So where does that leave us? Simply that we are all motivated to walk by a myriad of different enthusiasms and that this very diversity is a major strength in itself. Oh, and I’ve found a cunning way to increase the pace of slower walkers too. I offer to “clarify” (quite a short tutorial usually as long as you don’t ask any questions) the different agri-environment environmental stewardship schemes available to farmers. Usually I only get as far as the broad outline of the scheme, not even onto the difference between the Organic and Upland Entry Level Schemes before the pace picks-up and they are off!
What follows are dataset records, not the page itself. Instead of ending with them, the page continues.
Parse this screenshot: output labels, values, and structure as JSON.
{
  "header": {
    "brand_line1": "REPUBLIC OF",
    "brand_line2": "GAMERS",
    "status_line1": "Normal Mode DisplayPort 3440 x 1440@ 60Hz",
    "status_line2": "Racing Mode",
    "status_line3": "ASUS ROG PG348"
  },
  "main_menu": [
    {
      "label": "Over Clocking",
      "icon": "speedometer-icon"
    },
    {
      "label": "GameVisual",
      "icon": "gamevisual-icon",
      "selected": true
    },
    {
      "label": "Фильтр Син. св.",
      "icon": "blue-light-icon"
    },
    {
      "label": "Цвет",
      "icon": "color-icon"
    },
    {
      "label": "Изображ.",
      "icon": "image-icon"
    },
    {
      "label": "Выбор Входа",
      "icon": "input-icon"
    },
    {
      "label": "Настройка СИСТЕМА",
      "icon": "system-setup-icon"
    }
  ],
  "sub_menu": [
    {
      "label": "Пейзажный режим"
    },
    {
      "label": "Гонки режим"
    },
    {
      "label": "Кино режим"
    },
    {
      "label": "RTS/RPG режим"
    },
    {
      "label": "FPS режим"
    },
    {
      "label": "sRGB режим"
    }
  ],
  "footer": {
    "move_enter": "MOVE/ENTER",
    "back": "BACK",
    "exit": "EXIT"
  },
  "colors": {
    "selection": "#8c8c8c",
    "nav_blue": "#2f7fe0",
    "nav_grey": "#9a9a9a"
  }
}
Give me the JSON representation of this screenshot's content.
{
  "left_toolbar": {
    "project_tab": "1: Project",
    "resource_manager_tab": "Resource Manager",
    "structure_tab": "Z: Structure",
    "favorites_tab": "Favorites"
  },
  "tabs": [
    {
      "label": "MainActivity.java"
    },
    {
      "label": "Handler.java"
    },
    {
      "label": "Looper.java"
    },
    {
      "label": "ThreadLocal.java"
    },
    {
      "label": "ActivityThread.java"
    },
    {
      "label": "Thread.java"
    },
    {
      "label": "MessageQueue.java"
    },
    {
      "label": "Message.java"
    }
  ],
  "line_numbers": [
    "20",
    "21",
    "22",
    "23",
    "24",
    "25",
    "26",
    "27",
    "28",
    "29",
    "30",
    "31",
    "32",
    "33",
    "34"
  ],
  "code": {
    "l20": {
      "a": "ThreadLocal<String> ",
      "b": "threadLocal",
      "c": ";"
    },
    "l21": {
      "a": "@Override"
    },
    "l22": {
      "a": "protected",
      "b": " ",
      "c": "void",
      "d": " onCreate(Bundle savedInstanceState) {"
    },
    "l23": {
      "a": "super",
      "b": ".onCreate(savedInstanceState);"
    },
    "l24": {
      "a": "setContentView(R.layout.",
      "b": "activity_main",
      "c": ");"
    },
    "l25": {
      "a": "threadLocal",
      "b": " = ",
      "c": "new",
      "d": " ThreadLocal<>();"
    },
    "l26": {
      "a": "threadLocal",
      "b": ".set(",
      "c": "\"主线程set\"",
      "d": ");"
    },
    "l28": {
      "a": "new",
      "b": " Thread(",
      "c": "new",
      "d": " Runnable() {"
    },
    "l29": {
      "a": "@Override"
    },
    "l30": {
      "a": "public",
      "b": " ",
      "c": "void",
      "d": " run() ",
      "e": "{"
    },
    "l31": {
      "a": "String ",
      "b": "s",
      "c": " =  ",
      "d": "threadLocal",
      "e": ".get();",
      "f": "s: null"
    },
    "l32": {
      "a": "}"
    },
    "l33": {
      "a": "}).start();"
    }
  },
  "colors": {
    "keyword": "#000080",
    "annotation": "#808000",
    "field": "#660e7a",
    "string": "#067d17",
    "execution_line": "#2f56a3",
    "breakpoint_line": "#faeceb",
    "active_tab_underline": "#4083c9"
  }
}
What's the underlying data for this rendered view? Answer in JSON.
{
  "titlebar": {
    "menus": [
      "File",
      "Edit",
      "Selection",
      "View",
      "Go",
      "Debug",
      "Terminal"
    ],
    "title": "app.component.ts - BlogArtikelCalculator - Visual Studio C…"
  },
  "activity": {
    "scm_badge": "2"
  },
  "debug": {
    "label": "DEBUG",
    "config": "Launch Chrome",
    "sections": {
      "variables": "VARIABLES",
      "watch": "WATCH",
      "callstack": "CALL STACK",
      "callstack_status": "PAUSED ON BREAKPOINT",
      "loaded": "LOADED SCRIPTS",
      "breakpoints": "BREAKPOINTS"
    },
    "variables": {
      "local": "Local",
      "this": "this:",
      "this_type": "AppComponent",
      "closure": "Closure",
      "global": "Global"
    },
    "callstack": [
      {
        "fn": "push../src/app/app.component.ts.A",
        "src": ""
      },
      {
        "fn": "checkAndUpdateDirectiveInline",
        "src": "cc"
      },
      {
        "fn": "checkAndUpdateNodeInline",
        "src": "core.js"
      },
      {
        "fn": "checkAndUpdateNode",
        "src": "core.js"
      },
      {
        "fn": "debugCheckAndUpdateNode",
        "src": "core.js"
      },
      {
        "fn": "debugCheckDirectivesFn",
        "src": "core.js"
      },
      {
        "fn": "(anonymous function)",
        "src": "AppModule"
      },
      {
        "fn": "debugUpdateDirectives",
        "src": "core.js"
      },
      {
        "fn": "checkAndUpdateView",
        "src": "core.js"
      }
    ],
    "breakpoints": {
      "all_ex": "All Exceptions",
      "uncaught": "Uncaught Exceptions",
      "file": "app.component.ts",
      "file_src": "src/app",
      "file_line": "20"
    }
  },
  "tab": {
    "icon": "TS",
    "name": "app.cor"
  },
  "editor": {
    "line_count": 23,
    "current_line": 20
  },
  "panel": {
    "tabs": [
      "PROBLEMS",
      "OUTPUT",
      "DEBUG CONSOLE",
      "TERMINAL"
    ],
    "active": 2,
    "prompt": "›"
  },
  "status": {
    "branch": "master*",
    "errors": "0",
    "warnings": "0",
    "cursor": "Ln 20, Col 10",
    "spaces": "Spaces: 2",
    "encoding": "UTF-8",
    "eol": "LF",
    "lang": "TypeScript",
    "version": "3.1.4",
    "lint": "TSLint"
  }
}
Alternatively it might just have been that they could see that we were only a few hundred yards from Ian Tait’s Tearoom at Barrowburn. There was a queue but I didn’t have the heart to continue the tutorial (monologue!), everyone looked so happy and comfortable and anyway nobody had left me a seat. Now you all know why Ian always walks at the rear of the group and is the happiest person on the walk! Sorry about the seven hours of continuous sunshine, don’t get too used to it. Ian and I hope that everyone enjoyed the day and that we will see you again soon.
Sunday, 20 April 2014